**MATERIALS PROVIDED**
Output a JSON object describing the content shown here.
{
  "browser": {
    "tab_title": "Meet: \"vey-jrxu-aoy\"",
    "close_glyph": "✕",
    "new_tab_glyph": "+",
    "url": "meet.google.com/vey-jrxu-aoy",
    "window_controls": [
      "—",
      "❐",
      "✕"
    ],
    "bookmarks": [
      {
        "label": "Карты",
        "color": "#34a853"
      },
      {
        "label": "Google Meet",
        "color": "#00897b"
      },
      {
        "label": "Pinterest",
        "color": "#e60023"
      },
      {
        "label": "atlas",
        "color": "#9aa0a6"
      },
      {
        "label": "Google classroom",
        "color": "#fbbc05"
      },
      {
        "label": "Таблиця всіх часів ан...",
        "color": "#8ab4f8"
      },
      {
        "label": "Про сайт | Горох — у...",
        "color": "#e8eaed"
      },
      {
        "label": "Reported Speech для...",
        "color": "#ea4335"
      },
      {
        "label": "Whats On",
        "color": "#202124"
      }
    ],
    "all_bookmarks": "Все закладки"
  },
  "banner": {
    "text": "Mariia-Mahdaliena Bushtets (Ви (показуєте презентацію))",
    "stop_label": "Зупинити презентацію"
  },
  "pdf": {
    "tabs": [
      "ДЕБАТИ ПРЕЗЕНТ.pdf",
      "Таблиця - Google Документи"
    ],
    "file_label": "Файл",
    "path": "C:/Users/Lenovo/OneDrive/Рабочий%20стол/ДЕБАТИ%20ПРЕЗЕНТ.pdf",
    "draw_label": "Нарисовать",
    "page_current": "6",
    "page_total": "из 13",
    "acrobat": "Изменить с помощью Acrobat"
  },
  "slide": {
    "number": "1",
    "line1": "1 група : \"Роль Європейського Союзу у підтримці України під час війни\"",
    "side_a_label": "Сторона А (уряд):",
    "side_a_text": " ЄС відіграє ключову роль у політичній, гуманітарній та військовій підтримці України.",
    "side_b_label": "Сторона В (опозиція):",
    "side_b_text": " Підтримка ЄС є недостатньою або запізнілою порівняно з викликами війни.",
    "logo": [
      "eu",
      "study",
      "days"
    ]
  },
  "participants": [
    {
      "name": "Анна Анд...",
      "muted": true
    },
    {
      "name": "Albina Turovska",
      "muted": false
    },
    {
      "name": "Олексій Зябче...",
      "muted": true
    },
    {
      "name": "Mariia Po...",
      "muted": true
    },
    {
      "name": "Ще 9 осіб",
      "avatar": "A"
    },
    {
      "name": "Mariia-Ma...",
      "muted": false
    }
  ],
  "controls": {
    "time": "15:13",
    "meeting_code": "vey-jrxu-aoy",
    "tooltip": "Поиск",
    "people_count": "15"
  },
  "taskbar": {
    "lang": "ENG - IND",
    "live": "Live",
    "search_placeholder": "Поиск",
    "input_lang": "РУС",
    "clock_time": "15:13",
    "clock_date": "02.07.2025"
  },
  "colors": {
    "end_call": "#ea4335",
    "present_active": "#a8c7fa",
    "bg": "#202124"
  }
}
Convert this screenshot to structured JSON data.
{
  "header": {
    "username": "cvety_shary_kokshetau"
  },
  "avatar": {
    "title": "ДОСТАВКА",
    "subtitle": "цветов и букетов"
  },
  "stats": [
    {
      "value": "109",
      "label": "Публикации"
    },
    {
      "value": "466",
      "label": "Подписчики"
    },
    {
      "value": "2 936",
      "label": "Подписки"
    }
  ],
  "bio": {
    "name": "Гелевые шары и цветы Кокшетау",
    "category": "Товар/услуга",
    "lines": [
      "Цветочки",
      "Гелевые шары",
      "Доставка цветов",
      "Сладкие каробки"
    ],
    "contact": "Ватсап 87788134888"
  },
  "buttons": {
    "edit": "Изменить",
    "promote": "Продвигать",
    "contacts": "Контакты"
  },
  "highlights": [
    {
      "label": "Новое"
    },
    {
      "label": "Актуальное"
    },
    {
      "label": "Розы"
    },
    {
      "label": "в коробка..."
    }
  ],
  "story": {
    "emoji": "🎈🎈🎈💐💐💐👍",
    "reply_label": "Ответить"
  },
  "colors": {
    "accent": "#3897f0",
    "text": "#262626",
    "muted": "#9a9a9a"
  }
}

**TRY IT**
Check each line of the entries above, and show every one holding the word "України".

**TASK RESULT**
    "line1": "1 група : \"Роль Європейського Союзу у підтримці України під час війни\"",
    "side_a_text": " ЄС відіграє ключову роль у політичній, гуманітарній та військовій підтримці України.",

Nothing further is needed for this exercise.